Citation: Yavanoglu Atay F, Kanmaz Kutman HG, Bidev D, Bozkurt Kalyoncu Ö and Oğuz ŞS (2023) The associations between caffeine treatment and common preterm morbidities: a retrospective cohort analysis. Front. Pediatr. 11:1178976. doi: 10.3389/fped.2023.1178976
Received: 3 March 2023; Accepted: 20 June 2023;
Published: 10 July 2023.
Edited by:Serdar Beken, Acıbadem University, Türkiye
Reviewed by:Carl Hunt, Uniformed Services University of the Health Sciences, United States
Caroline Hartley, University of Oxford, United Kingdom
© 2023 Yavanoglu Atay, Kanmaz Kutman, Bidev, Bozkurt Kalyoncu and Oğuz. This is an open-access article distributed under the terms of the Creative Commons Attribution License (CC BY). The use, distribution or reproduction in other forums is permitted, provided the original author(s) and the copyright owner(s) are credited and that the original publication in this journal is cited, in accordance with accepted academic practice.
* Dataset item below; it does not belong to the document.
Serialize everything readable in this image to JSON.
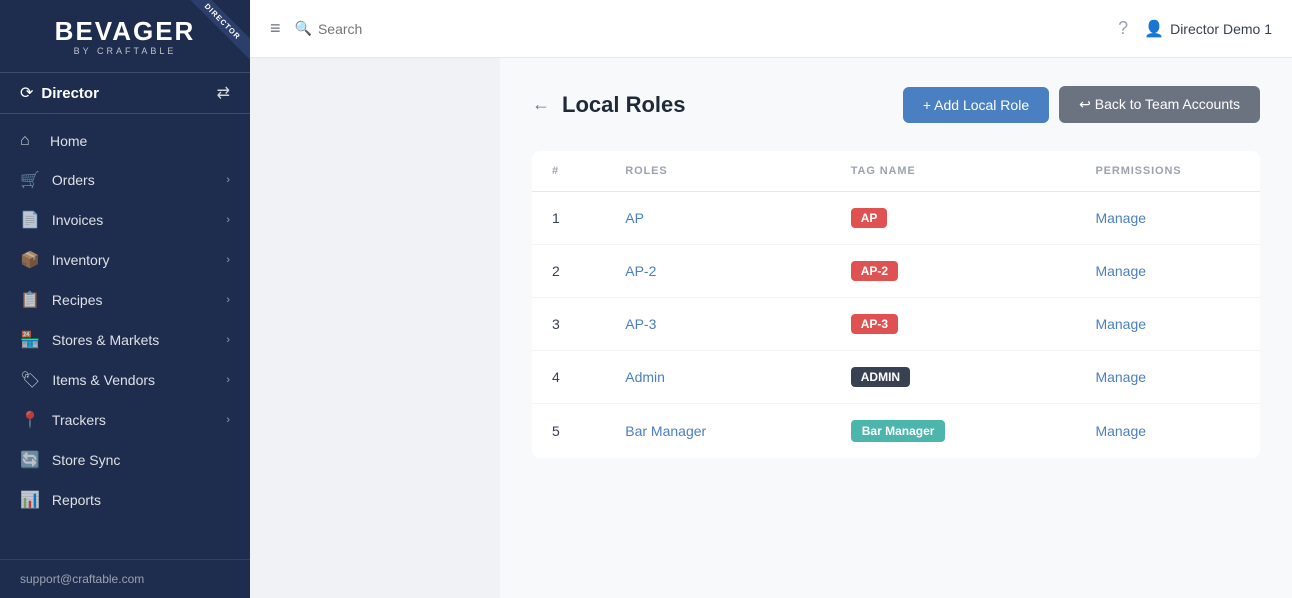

No use, distribution or reproduction is permitted which does not comply with these terms.
*Correspondence: Funda Yavanoğlu Atay email@example.com